● Activity
Among the entries below, count the lines where the string "Windows" occurs, and give only the number.

[Input — start]

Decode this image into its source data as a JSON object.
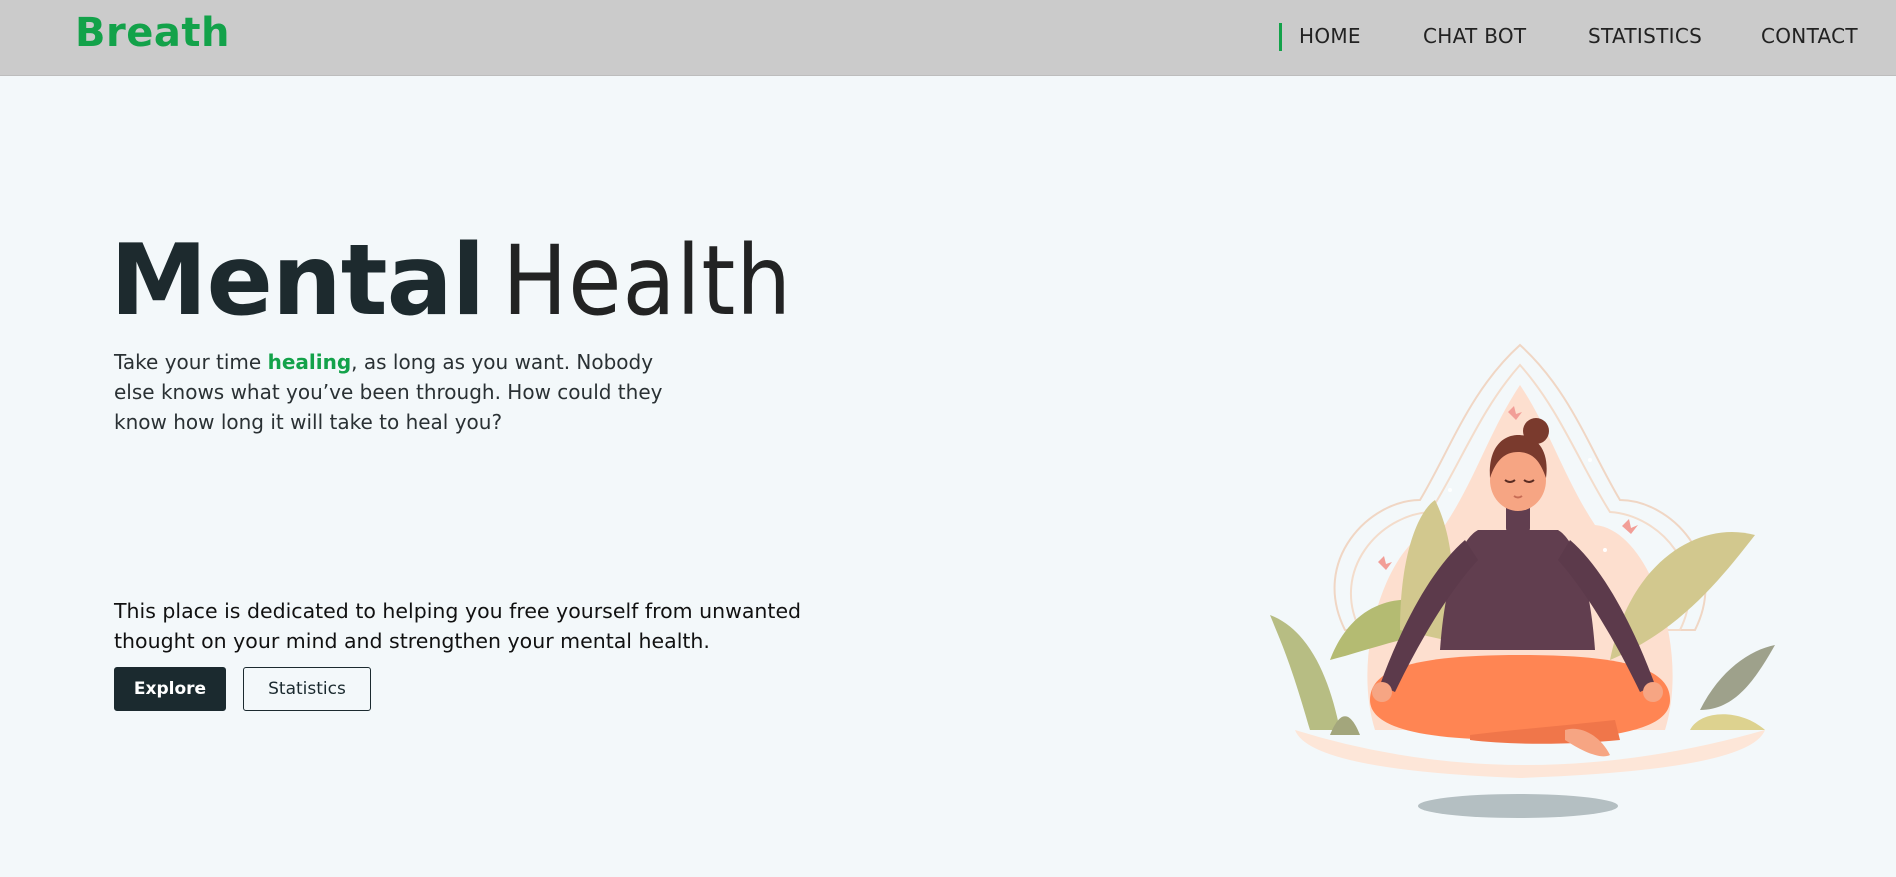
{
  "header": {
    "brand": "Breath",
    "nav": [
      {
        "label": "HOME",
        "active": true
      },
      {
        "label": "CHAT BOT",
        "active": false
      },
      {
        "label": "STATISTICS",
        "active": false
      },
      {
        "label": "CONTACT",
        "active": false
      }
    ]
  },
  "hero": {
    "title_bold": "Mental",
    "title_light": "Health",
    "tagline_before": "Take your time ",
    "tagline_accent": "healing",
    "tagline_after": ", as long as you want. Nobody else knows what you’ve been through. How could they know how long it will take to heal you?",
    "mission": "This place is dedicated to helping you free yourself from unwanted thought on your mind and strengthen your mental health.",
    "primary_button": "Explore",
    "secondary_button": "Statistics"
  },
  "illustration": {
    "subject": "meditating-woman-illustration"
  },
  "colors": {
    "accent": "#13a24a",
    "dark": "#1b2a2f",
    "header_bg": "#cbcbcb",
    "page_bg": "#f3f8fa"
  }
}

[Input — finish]
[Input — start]

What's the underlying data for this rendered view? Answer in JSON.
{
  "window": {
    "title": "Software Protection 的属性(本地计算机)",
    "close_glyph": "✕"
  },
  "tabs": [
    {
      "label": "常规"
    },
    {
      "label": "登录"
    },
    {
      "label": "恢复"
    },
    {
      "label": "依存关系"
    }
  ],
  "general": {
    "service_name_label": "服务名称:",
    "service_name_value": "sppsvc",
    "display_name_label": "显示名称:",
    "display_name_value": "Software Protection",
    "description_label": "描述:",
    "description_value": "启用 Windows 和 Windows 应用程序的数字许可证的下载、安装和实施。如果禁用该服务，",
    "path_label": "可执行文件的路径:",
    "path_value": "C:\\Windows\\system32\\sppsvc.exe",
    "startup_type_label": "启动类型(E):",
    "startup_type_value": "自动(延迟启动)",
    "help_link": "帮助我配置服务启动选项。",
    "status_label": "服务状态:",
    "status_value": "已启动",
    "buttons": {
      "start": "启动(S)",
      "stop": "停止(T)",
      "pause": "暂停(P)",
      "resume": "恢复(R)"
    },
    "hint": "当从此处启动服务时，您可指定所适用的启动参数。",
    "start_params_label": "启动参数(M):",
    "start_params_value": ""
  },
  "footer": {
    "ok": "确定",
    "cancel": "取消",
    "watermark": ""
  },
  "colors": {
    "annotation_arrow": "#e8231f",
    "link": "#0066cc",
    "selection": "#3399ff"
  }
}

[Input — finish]

● Answer space
2